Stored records
______
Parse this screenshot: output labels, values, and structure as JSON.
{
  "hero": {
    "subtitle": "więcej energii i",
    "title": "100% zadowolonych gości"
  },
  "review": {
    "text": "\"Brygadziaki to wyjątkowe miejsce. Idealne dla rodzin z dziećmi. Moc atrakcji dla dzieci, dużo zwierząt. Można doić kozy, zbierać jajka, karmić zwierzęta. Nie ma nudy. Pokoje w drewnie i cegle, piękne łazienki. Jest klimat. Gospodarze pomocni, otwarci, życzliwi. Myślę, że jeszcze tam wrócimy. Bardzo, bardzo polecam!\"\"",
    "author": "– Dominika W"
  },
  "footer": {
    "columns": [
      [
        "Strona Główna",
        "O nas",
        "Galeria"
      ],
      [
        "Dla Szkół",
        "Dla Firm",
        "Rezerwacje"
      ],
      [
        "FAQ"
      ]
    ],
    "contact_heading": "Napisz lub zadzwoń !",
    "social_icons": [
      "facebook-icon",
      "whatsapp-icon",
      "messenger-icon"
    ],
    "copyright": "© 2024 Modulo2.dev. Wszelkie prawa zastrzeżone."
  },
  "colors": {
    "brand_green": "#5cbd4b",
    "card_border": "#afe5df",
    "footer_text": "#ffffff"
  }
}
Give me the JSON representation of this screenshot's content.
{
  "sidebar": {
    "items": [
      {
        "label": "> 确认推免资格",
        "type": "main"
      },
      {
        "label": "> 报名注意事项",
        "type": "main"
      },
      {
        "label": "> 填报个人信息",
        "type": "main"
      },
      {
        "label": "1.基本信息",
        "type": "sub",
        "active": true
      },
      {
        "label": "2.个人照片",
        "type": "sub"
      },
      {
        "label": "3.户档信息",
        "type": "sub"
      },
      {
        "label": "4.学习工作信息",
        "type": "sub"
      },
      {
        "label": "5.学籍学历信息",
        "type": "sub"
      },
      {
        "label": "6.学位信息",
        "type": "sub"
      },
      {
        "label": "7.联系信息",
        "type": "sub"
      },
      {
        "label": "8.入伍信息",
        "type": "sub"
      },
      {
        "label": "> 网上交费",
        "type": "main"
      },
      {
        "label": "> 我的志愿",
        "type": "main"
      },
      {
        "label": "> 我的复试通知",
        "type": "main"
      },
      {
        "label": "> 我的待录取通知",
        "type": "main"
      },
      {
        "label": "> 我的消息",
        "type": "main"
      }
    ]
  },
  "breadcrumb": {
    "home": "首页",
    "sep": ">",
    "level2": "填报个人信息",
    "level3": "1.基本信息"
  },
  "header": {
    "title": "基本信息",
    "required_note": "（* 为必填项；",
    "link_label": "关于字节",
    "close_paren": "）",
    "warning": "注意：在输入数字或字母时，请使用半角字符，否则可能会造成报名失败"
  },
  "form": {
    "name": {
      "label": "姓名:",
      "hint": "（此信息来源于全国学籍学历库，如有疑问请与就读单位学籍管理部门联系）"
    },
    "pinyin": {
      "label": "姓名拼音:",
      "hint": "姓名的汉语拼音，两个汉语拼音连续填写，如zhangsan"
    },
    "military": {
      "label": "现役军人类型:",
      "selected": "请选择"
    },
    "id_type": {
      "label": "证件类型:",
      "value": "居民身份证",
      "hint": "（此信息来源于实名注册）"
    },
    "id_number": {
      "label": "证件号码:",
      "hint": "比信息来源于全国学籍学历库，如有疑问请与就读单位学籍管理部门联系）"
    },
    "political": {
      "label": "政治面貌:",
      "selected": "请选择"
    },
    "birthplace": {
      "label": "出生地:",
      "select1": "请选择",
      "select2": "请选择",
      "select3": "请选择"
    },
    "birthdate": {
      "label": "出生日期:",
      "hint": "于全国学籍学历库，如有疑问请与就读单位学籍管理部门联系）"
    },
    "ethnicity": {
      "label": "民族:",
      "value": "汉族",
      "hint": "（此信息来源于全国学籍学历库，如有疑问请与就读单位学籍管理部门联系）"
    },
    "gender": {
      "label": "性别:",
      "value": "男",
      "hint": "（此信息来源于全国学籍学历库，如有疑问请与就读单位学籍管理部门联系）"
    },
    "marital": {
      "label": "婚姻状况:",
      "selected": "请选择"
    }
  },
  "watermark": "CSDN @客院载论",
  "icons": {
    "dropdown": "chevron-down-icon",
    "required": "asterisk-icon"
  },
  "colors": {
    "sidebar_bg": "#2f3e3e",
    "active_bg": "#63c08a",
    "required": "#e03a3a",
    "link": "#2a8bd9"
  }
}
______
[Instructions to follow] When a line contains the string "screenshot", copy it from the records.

[Task answer]
Parse this screenshot: output labels, values, and structure as JSON.
Give me the JSON representation of this screenshot's content.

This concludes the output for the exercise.